Why Suicide? Answers to 200 of the Most Frequently Asked Questions About Suicide, Attempted Suicide and Assisted Suicide. Hartley, 55, who found her father, a retired ad executive, after he shot himself at age 67, authored a book about her experience,Breaking the Silence.

The two suicide “survivors” recently met for the first time in Hartley’s Los Angeles home to discuss their shared tragedies. Excerpts from their interview:


Eric Marcus: My parents separated two years before my father died, and he went to live in a boarding house. My brother and I would spend every Saturday with him. Those were the happiest two years of my life. His behavior was erratic. I learned later that he suffered from depression and was also schizophrenic. But he was still my dad; he was still someone I loved. When he died, nobody said it was suicide. The official word was that he died of pneumonia. It was just the most ridiculous charade. This man was so strong, so vital. I had played football with him the week before.

Mariette Hartley: I was 23, on the verge of a major success [as an actress] when this happened. This was his first and only attempt. My parents had moved out to California to help me after my divorce from my first husband. We watched a slow deterioration. He was catatonic. He would sit in a corner for months and not talk – I’d beg him to get help. That morning he called me into his room to look for his glasses. They were clearly hidden under the bedclothes. I think he was trying to reach out for help, but he never said anything. [She returned to the kitchen to finish breakfast with her mother, then heard the gunshot.] I was told not to talk about this with anybody. My mother was full of shame, and didn’t want my father to be known only for that.

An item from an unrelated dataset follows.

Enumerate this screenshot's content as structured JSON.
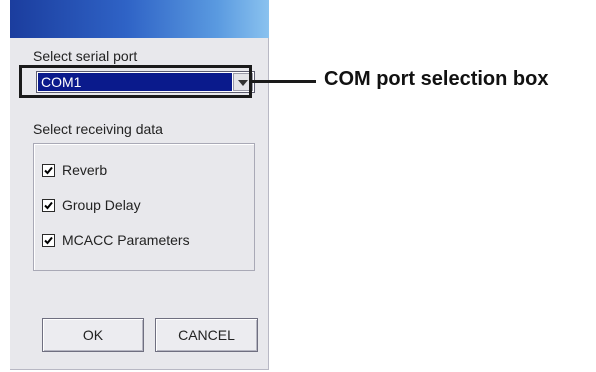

Marcus: I was a very good child at the funeral. Didn’t cry. Everyone said, “You’re a grownup now; you have to take care of your mother.” Inside, I wanted to scream at everyone and say, “You did this to him.” I was all alone in the world. I had no one to talk to. To this day our family doesn’t want to talk about it.

Hartley: The most dangerous time for survivors is those first few months after the death, because we are suicidal. This is what nobody wants to talk about. I was so suicidal after my father died. You want to join them. It’s a lot less painful. Survivors are terrified of those feelings.


Marcus: I worry sometimes, when I’m feeling frustrated about work or life, that I’ll end up going down the same path my father did. Ten years after the suicide, I went to therapy. My inclination was to downplay what happened. But it doesn’t help to deny the trauma of a suicide.

Hartley: (who says she had suicidal thoughts and began drinking; she has since quit): After my dad died, I was living in a chaotic state. I would hear gunshots whenever I turned my head to the right. I don’t know how I got through it. My therapist helped. My children [she has two children from her second marriage] and my ex-husband helped me enormously.


Hartley: Suicide has a built-in core of stigma, blame, shame, what if, if only, why, I should have known. There are no other deaths like that.

Marcus: The worst thing you can do is not talk about it. Research shows that survivors are eight times more likely to commit suicide than the general population. The best thing you can do to hasten the healing is to drag yourself, and your children, to a suicide survivor support group.


Marcus: People ask me what to say to someone whose loved one has committed suicide. Whatever you do, if you write a note, or call, just don’t ignore them. I felt so ignored after my father died. Don’t walk away. Because what they need most is you.


Officially, more than 30,000 people a year commit suicide. But the actual number may be three to five times higher. Suicide is the second leading cause of death among college students after accidents. The suicide rate among those 65 and older rose 9 percent between 1980 and 1992, after a 40-year decline. The suicide rate for children ages 10-14 has more than doubled over the past 10 years. Three-quarters of suicides are committed by white males.